The answer consists solely of the data below, reproduced exactly.

_Information provided_.
----

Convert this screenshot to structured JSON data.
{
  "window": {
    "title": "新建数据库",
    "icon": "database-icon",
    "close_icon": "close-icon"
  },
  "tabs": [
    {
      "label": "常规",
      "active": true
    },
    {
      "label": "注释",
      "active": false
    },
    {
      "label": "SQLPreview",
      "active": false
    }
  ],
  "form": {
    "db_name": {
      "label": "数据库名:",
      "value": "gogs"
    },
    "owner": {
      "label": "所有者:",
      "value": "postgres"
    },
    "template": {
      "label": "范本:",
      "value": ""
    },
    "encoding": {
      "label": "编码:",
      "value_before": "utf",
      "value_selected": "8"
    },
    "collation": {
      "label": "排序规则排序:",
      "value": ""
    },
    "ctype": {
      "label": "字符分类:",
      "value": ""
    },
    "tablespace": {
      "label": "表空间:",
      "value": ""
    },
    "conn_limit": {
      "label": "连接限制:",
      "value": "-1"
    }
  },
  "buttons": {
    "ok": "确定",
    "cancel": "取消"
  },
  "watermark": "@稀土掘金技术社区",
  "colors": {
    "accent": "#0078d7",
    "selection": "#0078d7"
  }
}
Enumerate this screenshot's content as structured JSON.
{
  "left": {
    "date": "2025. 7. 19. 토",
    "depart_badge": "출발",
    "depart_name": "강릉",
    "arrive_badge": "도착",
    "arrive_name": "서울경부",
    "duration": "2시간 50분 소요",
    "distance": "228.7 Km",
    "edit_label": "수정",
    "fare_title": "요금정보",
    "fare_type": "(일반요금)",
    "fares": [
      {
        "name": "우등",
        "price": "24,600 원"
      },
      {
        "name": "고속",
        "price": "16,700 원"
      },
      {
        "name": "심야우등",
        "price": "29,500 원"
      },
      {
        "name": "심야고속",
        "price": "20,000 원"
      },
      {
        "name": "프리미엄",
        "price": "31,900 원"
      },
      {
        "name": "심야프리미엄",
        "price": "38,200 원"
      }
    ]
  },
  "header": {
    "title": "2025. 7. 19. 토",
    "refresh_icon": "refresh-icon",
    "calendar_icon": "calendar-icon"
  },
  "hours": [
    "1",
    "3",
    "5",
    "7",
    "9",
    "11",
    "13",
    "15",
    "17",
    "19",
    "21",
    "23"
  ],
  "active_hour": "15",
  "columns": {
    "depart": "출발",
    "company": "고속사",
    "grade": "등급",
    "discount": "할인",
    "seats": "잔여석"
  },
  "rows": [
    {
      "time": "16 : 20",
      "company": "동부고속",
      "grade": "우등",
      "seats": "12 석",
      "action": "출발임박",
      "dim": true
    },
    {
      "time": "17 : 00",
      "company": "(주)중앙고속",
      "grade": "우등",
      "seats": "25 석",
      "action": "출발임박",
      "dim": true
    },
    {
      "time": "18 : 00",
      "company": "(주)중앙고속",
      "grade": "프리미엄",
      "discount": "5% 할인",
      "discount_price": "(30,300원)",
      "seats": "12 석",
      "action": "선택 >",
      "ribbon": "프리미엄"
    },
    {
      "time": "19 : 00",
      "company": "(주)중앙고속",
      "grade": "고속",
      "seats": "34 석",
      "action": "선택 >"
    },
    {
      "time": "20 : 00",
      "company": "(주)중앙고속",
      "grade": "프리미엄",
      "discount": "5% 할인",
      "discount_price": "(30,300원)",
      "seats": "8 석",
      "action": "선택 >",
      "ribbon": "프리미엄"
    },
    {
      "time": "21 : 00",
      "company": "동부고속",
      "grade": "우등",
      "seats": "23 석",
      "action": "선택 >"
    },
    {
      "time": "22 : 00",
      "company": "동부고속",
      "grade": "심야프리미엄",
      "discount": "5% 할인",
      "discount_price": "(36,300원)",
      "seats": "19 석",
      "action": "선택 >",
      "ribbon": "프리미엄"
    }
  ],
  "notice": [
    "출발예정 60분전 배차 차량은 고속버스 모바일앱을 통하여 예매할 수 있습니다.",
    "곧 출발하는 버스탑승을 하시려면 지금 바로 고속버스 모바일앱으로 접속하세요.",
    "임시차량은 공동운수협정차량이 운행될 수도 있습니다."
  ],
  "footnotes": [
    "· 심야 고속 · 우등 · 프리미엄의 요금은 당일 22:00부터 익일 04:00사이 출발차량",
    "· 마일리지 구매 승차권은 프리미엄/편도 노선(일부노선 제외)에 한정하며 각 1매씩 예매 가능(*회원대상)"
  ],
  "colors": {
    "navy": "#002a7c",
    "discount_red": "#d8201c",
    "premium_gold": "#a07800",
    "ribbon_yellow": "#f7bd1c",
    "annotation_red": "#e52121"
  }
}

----

_Result for this exercise_.
Convert this screenshot to structured JSON data.
{
  "window": {
    "title": "新建数据库",
    "icon": "database-icon",
    "close_icon": "close-icon"
  },
  "tabs": [
    {
      "label": "常规",
      "active": true
    },
    {
      "label": "注释",
      "active": false
    },
    {
      "label": "SQLPreview",
      "active": false
    }
  ],
  "form": {
    "db_name": {
      "label": "数据库名:",
      "value": "gogs"
    },
    "owner": {
      "label": "所有者:",
      "value": "postgres"
    },
    "template": {
      "label": "范本:",
      "value": ""
    },
    "encoding": {
      "label": "编码:",
      "value_before": "utf",
      "value_selected": "8"
    },
    "collation": {
      "label": "排序规则排序:",
      "value": ""
    },
    "ctype": {
      "label": "字符分类:",
      "value": ""
    },
    "tablespace": {
      "label": "表空间:",
      "value": ""
    },
    "conn_limit": {
      "label": "连接限制:",
      "value": "-1"
    }
  },
  "buttons": {
    "ok": "确定",
    "cancel": "取消"
  },
  "watermark": "@稀土掘金技术社区",
  "colors": {
    "accent": "#0078d7",
    "selection": "#0078d7"
  }
}
Enumerate this screenshot's content as structured JSON.
{
  "left": {
    "date": "2025. 7. 19. 토",
    "depart_badge": "출발",
    "depart_name": "강릉",
    "arrive_badge": "도착",
    "arrive_name": "서울경부",
    "duration": "2시간 50분 소요",
    "distance": "228.7 Km",
    "edit_label": "수정",
    "fare_title": "요금정보",
    "fare_type": "(일반요금)",
    "fares": [
      {
        "name": "우등",
        "price": "24,600 원"
      },
      {
        "name": "고속",
        "price": "16,700 원"
      },
      {
        "name": "심야우등",
        "price": "29,500 원"
      },
      {
        "name": "심야고속",
        "price": "20,000 원"
      },
      {
        "name": "프리미엄",
        "price": "31,900 원"
      },
      {
        "name": "심야프리미엄",
        "price": "38,200 원"
      }
    ]
  },
  "header": {
    "title": "2025. 7. 19. 토",
    "refresh_icon": "refresh-icon",
    "calendar_icon": "calendar-icon"
  },
  "hours": [
    "1",
    "3",
    "5",
    "7",
    "9",
    "11",
    "13",
    "15",
    "17",
    "19",
    "21",
    "23"
  ],
  "active_hour": "15",
  "columns": {
    "depart": "출발",
    "company": "고속사",
    "grade": "등급",
    "discount": "할인",
    "seats": "잔여석"
  },
  "rows": [
    {
      "time": "16 : 20",
      "company": "동부고속",
      "grade": "우등",
      "seats": "12 석",
      "action": "출발임박",
      "dim": true
    },
    {
      "time": "17 : 00",
      "company": "(주)중앙고속",
      "grade": "우등",
      "seats": "25 석",
      "action": "출발임박",
      "dim": true
    },
    {
      "time": "18 : 00",
      "company": "(주)중앙고속",
      "grade": "프리미엄",
      "discount": "5% 할인",
      "discount_price": "(30,300원)",
      "seats": "12 석",
      "action": "선택 >",
      "ribbon": "프리미엄"
    },
    {
      "time": "19 : 00",
      "company": "(주)중앙고속",
      "grade": "고속",
      "seats": "34 석",
      "action": "선택 >"
    },
    {
      "time": "20 : 00",
      "company": "(주)중앙고속",
      "grade": "프리미엄",
      "discount": "5% 할인",
      "discount_price": "(30,300원)",
      "seats": "8 석",
      "action": "선택 >",
      "ribbon": "프리미엄"
    },
    {
      "time": "21 : 00",
      "company": "동부고속",
      "grade": "우등",
      "seats": "23 석",
      "action": "선택 >"
    },
    {
      "time": "22 : 00",
      "company": "동부고속",
      "grade": "심야프리미엄",
      "discount": "5% 할인",
      "discount_price": "(36,300원)",
      "seats": "19 석",
      "action": "선택 >",
      "ribbon": "프리미엄"
    }
  ],
  "notice": [
    "출발예정 60분전 배차 차량은 고속버스 모바일앱을 통하여 예매할 수 있습니다.",
    "곧 출발하는 버스탑승을 하시려면 지금 바로 고속버스 모바일앱으로 접속하세요.",
    "임시차량은 공동운수협정차량이 운행될 수도 있습니다."
  ],
  "footnotes": [
    "· 심야 고속 · 우등 · 프리미엄의 요금은 당일 22:00부터 익일 04:00사이 출발차량",
    "· 마일리지 구매 승차권은 프리미엄/편도 노선(일부노선 제외)에 한정하며 각 1매씩 예매 가능(*회원대상)"
  ],
  "colors": {
    "navy": "#002a7c",
    "discount_red": "#d8201c",
    "premium_gold": "#a07800",
    "ribbon_yellow": "#f7bd1c",
    "annotation_red": "#e52121"
  }
}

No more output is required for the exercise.